(Stored dataset items)
---

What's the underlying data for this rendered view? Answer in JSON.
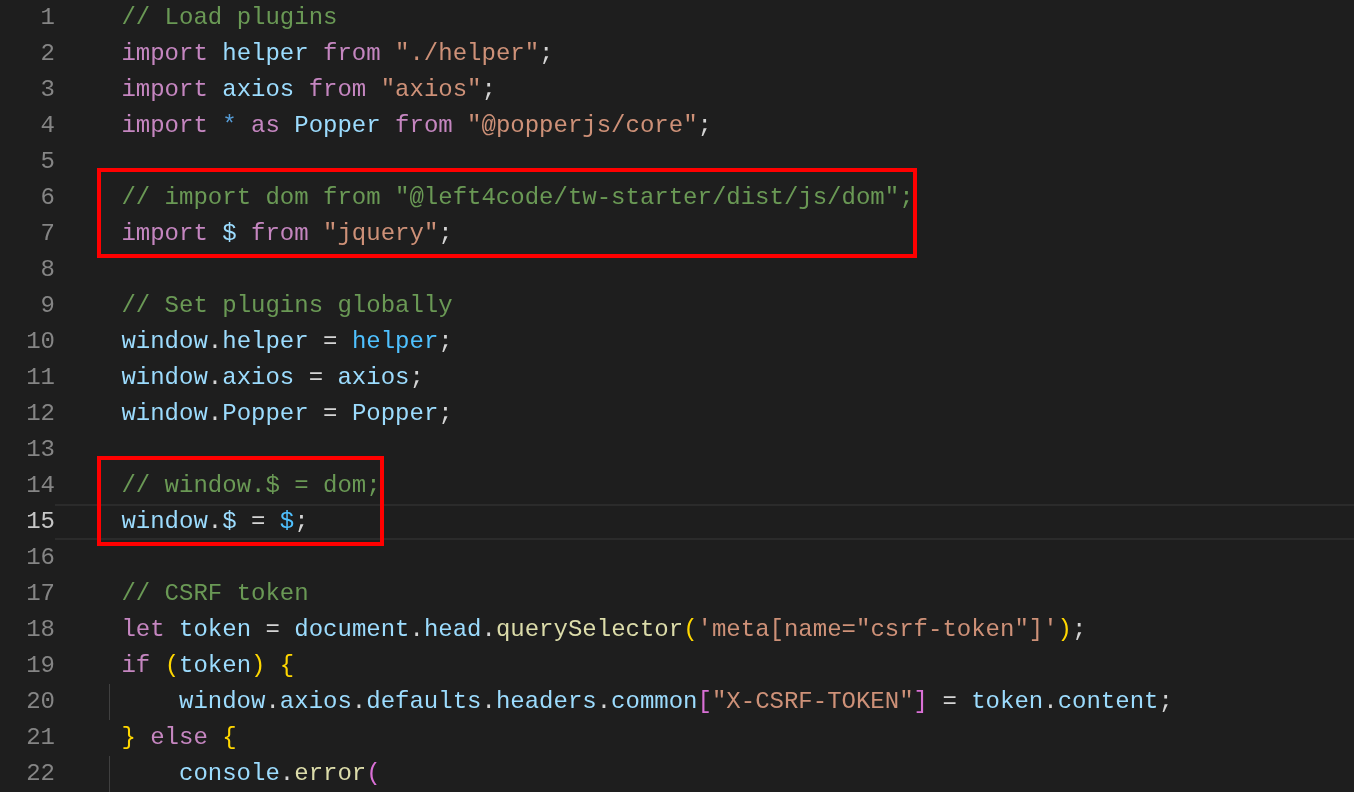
{
  "editor": {
    "blocks": [
      {
        "boxed": false,
        "lines": [
          {
            "number": "1",
            "current": false,
            "indented": false,
            "tokens": [
              {
                "text": "// Load plugins",
                "kind": "comment"
              }
            ]
          },
          {
            "number": "2",
            "current": false,
            "indented": false,
            "tokens": [
              {
                "text": "import",
                "kind": "keyword"
              },
              {
                "text": " helper ",
                "kind": "variable"
              },
              {
                "text": "from",
                "kind": "keyword"
              },
              {
                "text": " \"./helper\"",
                "kind": "string"
              },
              {
                "text": ";",
                "kind": "punct"
              }
            ]
          },
          {
            "number": "3",
            "current": false,
            "indented": false,
            "tokens": [
              {
                "text": "import",
                "kind": "keyword"
              },
              {
                "text": " axios ",
                "kind": "variable"
              },
              {
                "text": "from",
                "kind": "keyword"
              },
              {
                "text": " \"axios\"",
                "kind": "string"
              },
              {
                "text": ";",
                "kind": "punct"
              }
            ]
          },
          {
            "number": "4",
            "current": false,
            "indented": false,
            "tokens": [
              {
                "text": "import",
                "kind": "keyword"
              },
              {
                "text": " * ",
                "kind": "operator"
              },
              {
                "text": "as",
                "kind": "keyword"
              },
              {
                "text": " Popper ",
                "kind": "variable"
              },
              {
                "text": "from",
                "kind": "keyword"
              },
              {
                "text": " \"@popperjs/core\"",
                "kind": "string"
              },
              {
                "text": ";",
                "kind": "punct"
              }
            ]
          },
          {
            "number": "5",
            "current": false,
            "indented": false
          }
        ]
      },
      {
        "boxed": true,
        "lines": [
          {
            "number": "6",
            "current": false,
            "indented": false,
            "tokens": [
              {
                "text": "// import dom from \"@left4code/tw-starter/dist/js/dom\";",
                "kind": "comment"
              }
            ]
          },
          {
            "number": "7",
            "current": false,
            "indented": false,
            "tokens": [
              {
                "text": "import",
                "kind": "keyword"
              },
              {
                "text": " $ ",
                "kind": "variable"
              },
              {
                "text": "from",
                "kind": "keyword"
              },
              {
                "text": " \"jquery\"",
                "kind": "string"
              },
              {
                "text": ";",
                "kind": "punct"
              }
            ]
          }
        ]
      },
      {
        "boxed": false,
        "lines": [
          {
            "number": "8",
            "current": false,
            "indented": false
          },
          {
            "number": "9",
            "current": false,
            "indented": false,
            "tokens": [
              {
                "text": "// Set plugins globally",
                "kind": "comment"
              }
            ]
          },
          {
            "number": "10",
            "current": false,
            "indented": false,
            "tokens": [
              {
                "text": "window",
                "kind": "variable"
              },
              {
                "text": ".",
                "kind": "punct"
              },
              {
                "text": "helper",
                "kind": "variable"
              },
              {
                "text": " = ",
                "kind": "punct"
              },
              {
                "text": "helper",
                "kind": "constant"
              },
              {
                "text": ";",
                "kind": "punct"
              }
            ]
          },
          {
            "number": "11",
            "current": false,
            "indented": false,
            "tokens": [
              {
                "text": "window",
                "kind": "variable"
              },
              {
                "text": ".",
                "kind": "punct"
              },
              {
                "text": "axios",
                "kind": "variable"
              },
              {
                "text": " = ",
                "kind": "punct"
              },
              {
                "text": "axios",
                "kind": "variable"
              },
              {
                "text": ";",
                "kind": "punct"
              }
            ]
          },
          {
            "number": "12",
            "current": false,
            "indented": false,
            "tokens": [
              {
                "text": "window",
                "kind": "variable"
              },
              {
                "text": ".",
                "kind": "punct"
              },
              {
                "text": "Popper",
                "kind": "variable"
              },
              {
                "text": " = ",
                "kind": "punct"
              },
              {
                "text": "Popper",
                "kind": "variable"
              },
              {
                "text": ";",
                "kind": "punct"
              }
            ]
          },
          {
            "number": "13",
            "current": false,
            "indented": false
          }
        ]
      },
      {
        "boxed": true,
        "lines": [
          {
            "number": "14",
            "current": false,
            "indented": false,
            "tokens": [
              {
                "text": "// window.$ = dom;",
                "kind": "comment"
              }
            ]
          },
          {
            "number": "15",
            "current": true,
            "indented": false,
            "tokens": [
              {
                "text": "window",
                "kind": "variable"
              },
              {
                "text": ".",
                "kind": "punct"
              },
              {
                "text": "$",
                "kind": "variable"
              },
              {
                "text": " = ",
                "kind": "punct"
              },
              {
                "text": "$",
                "kind": "constant"
              },
              {
                "text": ";",
                "kind": "punct"
              }
            ]
          }
        ]
      },
      {
        "boxed": false,
        "lines": [
          {
            "number": "16",
            "current": false,
            "indented": false
          },
          {
            "number": "17",
            "current": false,
            "indented": false,
            "tokens": [
              {
                "text": "// CSRF token",
                "kind": "comment"
              }
            ]
          },
          {
            "number": "18",
            "current": false,
            "indented": false,
            "tokens": [
              {
                "text": "let",
                "kind": "keyword"
              },
              {
                "text": " token ",
                "kind": "variable"
              },
              {
                "text": "= ",
                "kind": "punct"
              },
              {
                "text": "document",
                "kind": "variable"
              },
              {
                "text": ".",
                "kind": "punct"
              },
              {
                "text": "head",
                "kind": "variable"
              },
              {
                "text": ".",
                "kind": "punct"
              },
              {
                "text": "querySelector",
                "kind": "function"
              },
              {
                "text": "(",
                "kind": "bracket1"
              },
              {
                "text": "'meta[name=\"csrf-token\"]'",
                "kind": "string"
              },
              {
                "text": ")",
                "kind": "bracket1"
              },
              {
                "text": ";",
                "kind": "punct"
              }
            ]
          },
          {
            "number": "19",
            "current": false,
            "indented": false,
            "tokens": [
              {
                "text": "if ",
                "kind": "keyword"
              },
              {
                "text": "(",
                "kind": "bracket1"
              },
              {
                "text": "token",
                "kind": "variable"
              },
              {
                "text": ") {",
                "kind": "bracket1"
              }
            ]
          },
          {
            "number": "20",
            "current": false,
            "indented": true,
            "tokens": [
              {
                "text": "window",
                "kind": "variable"
              },
              {
                "text": ".",
                "kind": "punct"
              },
              {
                "text": "axios",
                "kind": "variable"
              },
              {
                "text": ".",
                "kind": "punct"
              },
              {
                "text": "defaults",
                "kind": "variable"
              },
              {
                "text": ".",
                "kind": "punct"
              },
              {
                "text": "headers",
                "kind": "variable"
              },
              {
                "text": ".",
                "kind": "punct"
              },
              {
                "text": "common",
                "kind": "variable"
              },
              {
                "text": "[",
                "kind": "bracket2"
              },
              {
                "text": "\"X-CSRF-TOKEN\"",
                "kind": "string"
              },
              {
                "text": "]",
                "kind": "bracket2"
              },
              {
                "text": " = ",
                "kind": "punct"
              },
              {
                "text": "token",
                "kind": "variable"
              },
              {
                "text": ".",
                "kind": "punct"
              },
              {
                "text": "content",
                "kind": "variable"
              },
              {
                "text": ";",
                "kind": "punct"
              }
            ]
          },
          {
            "number": "21",
            "current": false,
            "indented": false,
            "tokens": [
              {
                "text": "} ",
                "kind": "bracket1"
              },
              {
                "text": "else ",
                "kind": "keyword"
              },
              {
                "text": "{",
                "kind": "bracket1"
              }
            ]
          },
          {
            "number": "22",
            "current": false,
            "indented": true,
            "tokens": [
              {
                "text": "console",
                "kind": "variable"
              },
              {
                "text": ".",
                "kind": "punct"
              },
              {
                "text": "error",
                "kind": "function"
              },
              {
                "text": "(",
                "kind": "bracket2"
              }
            ]
          }
        ]
      }
    ]
  }
}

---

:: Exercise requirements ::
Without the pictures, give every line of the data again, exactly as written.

:: Written solution ::
What's the underlying data for this rendered view? Answer in JSON.
{
  "editor": {
    "blocks": [
      {
        "boxed": false,
        "lines": [
          {
            "number": "1",
            "current": false,
            "indented": false,
            "tokens": [
              {
                "text": "// Load plugins",
                "kind": "comment"
              }
            ]
          },
          {
            "number": "2",
            "current": false,
            "indented": false,
            "tokens": [
              {
                "text": "import",
                "kind": "keyword"
              },
              {
                "text": " helper ",
                "kind": "variable"
              },
              {
                "text": "from",
                "kind": "keyword"
              },
              {
                "text": " \"./helper\"",
                "kind": "string"
              },
              {
                "text": ";",
                "kind": "punct"
              }
            ]
          },
          {
            "number": "3",
            "current": false,
            "indented": false,
            "tokens": [
              {
                "text": "import",
                "kind": "keyword"
              },
              {
                "text": " axios ",
                "kind": "variable"
              },
              {
                "text": "from",
                "kind": "keyword"
              },
              {
                "text": " \"axios\"",
                "kind": "string"
              },
              {
                "text": ";",
                "kind": "punct"
              }
            ]
          },
          {
            "number": "4",
            "current": false,
            "indented": false,
            "tokens": [
              {
                "text": "import",
                "kind": "keyword"
              },
              {
                "text": " * ",
                "kind": "operator"
              },
              {
                "text": "as",
                "kind": "keyword"
              },
              {
                "text": " Popper ",
                "kind": "variable"
              },
              {
                "text": "from",
                "kind": "keyword"
              },
              {
                "text": " \"@popperjs/core\"",
                "kind": "string"
              },
              {
                "text": ";",
                "kind": "punct"
              }
            ]
          },
          {
            "number": "5",
            "current": false,
            "indented": false
          }
        ]
      },
      {
        "boxed": true,
        "lines": [
          {
            "number": "6",
            "current": false,
            "indented": false,
            "tokens": [
              {
                "text": "// import dom from \"@left4code/tw-starter/dist/js/dom\";",
                "kind": "comment"
              }
            ]
          },
          {
            "number": "7",
            "current": false,
            "indented": false,
            "tokens": [
              {
                "text": "import",
                "kind": "keyword"
              },
              {
                "text": " $ ",
                "kind": "variable"
              },
              {
                "text": "from",
                "kind": "keyword"
              },
              {
                "text": " \"jquery\"",
                "kind": "string"
              },
              {
                "text": ";",
                "kind": "punct"
              }
            ]
          }
        ]
      },
      {
        "boxed": false,
        "lines": [
          {
            "number": "8",
            "current": false,
            "indented": false
          },
          {
            "number": "9",
            "current": false,
            "indented": false,
            "tokens": [
              {
                "text": "// Set plugins globally",
                "kind": "comment"
              }
            ]
          },
          {
            "number": "10",
            "current": false,
            "indented": false,
            "tokens": [
              {
                "text": "window",
                "kind": "variable"
              },
              {
                "text": ".",
                "kind": "punct"
              },
              {
                "text": "helper",
                "kind": "variable"
              },
              {
                "text": " = ",
                "kind": "punct"
              },
              {
                "text": "helper",
                "kind": "constant"
              },
              {
                "text": ";",
                "kind": "punct"
              }
            ]
          },
          {
            "number": "11",
            "current": false,
            "indented": false,
            "tokens": [
              {
                "text": "window",
                "kind": "variable"
              },
              {
                "text": ".",
                "kind": "punct"
              },
              {
                "text": "axios",
                "kind": "variable"
              },
              {
                "text": " = ",
                "kind": "punct"
              },
              {
                "text": "axios",
                "kind": "variable"
              },
              {
                "text": ";",
                "kind": "punct"
              }
            ]
          },
          {
            "number": "12",
            "current": false,
            "indented": false,
            "tokens": [
              {
                "text": "window",
                "kind": "variable"
              },
              {
                "text": ".",
                "kind": "punct"
              },
              {
                "text": "Popper",
                "kind": "variable"
              },
              {
                "text": " = ",
                "kind": "punct"
              },
              {
                "text": "Popper",
                "kind": "variable"
              },
              {
                "text": ";",
                "kind": "punct"
              }
            ]
          },
          {
            "number": "13",
            "current": false,
            "indented": false
          }
        ]
      },
      {
        "boxed": true,
        "lines": [
          {
            "number": "14",
            "current": false,
            "indented": false,
            "tokens": [
              {
                "text": "// window.$ = dom;",
                "kind": "comment"
              }
            ]
          },
          {
            "number": "15",
            "current": true,
            "indented": false,
            "tokens": [
              {
                "text": "window",
                "kind": "variable"
              },
              {
                "text": ".",
                "kind": "punct"
              },
              {
                "text": "$",
                "kind": "variable"
              },
              {
                "text": " = ",
                "kind": "punct"
              },
              {
                "text": "$",
                "kind": "constant"
              },
              {
                "text": ";",
                "kind": "punct"
              }
            ]
          }
        ]
      },
      {
        "boxed": false,
        "lines": [
          {
            "number": "16",
            "current": false,
            "indented": false
          },
          {
            "number": "17",
            "current": false,
            "indented": false,
            "tokens": [
              {
                "text": "// CSRF token",
                "kind": "comment"
              }
            ]
          },
          {
            "number": "18",
            "current": false,
            "indented": false,
            "tokens": [
              {
                "text": "let",
                "kind": "keyword"
              },
              {
                "text": " token ",
                "kind": "variable"
              },
              {
                "text": "= ",
                "kind": "punct"
              },
              {
                "text": "document",
                "kind": "variable"
              },
              {
                "text": ".",
                "kind": "punct"
              },
              {
                "text": "head",
                "kind": "variable"
              },
              {
                "text": ".",
                "kind": "punct"
              },
              {
                "text": "querySelector",
                "kind": "function"
              },
              {
                "text": "(",
                "kind": "bracket1"
              },
              {
                "text": "'meta[name=\"csrf-token\"]'",
                "kind": "string"
              },
              {
                "text": ")",
                "kind": "bracket1"
              },
              {
                "text": ";",
                "kind": "punct"
              }
            ]
          },
          {
            "number": "19",
            "current": false,
            "indented": false,
            "tokens": [
              {
                "text": "if ",
                "kind": "keyword"
              },
              {
                "text": "(",
                "kind": "bracket1"
              },
              {
                "text": "token",
                "kind": "variable"
              },
              {
                "text": ") {",
                "kind": "bracket1"
              }
            ]
          },
          {
            "number": "20",
            "current": false,
            "indented": true,
            "tokens": [
              {
                "text": "window",
                "kind": "variable"
              },
              {
                "text": ".",
                "kind": "punct"
              },
              {
                "text": "axios",
                "kind": "variable"
              },
              {
                "text": ".",
                "kind": "punct"
              },
              {
                "text": "defaults",
                "kind": "variable"
              },
              {
                "text": ".",
                "kind": "punct"
              },
              {
                "text": "headers",
                "kind": "variable"
              },
              {
                "text": ".",
                "kind": "punct"
              },
              {
                "text": "common",
                "kind": "variable"
              },
              {
                "text": "[",
                "kind": "bracket2"
              },
              {
                "text": "\"X-CSRF-TOKEN\"",
                "kind": "string"
              },
              {
                "text": "]",
                "kind": "bracket2"
              },
              {
                "text": " = ",
                "kind": "punct"
              },
              {
                "text": "token",
                "kind": "variable"
              },
              {
                "text": ".",
                "kind": "punct"
              },
              {
                "text": "content",
                "kind": "variable"
              },
              {
                "text": ";",
                "kind": "punct"
              }
            ]
          },
          {
            "number": "21",
            "current": false,
            "indented": false,
            "tokens": [
              {
                "text": "} ",
                "kind": "bracket1"
              },
              {
                "text": "else ",
                "kind": "keyword"
              },
              {
                "text": "{",
                "kind": "bracket1"
              }
            ]
          },
          {
            "number": "22",
            "current": false,
            "indented": true,
            "tokens": [
              {
                "text": "console",
                "kind": "variable"
              },
              {
                "text": ".",
                "kind": "punct"
              },
              {
                "text": "error",
                "kind": "function"
              },
              {
                "text": "(",
                "kind": "bracket2"
              }
            ]
          }
        ]
      }
    ]
  }
}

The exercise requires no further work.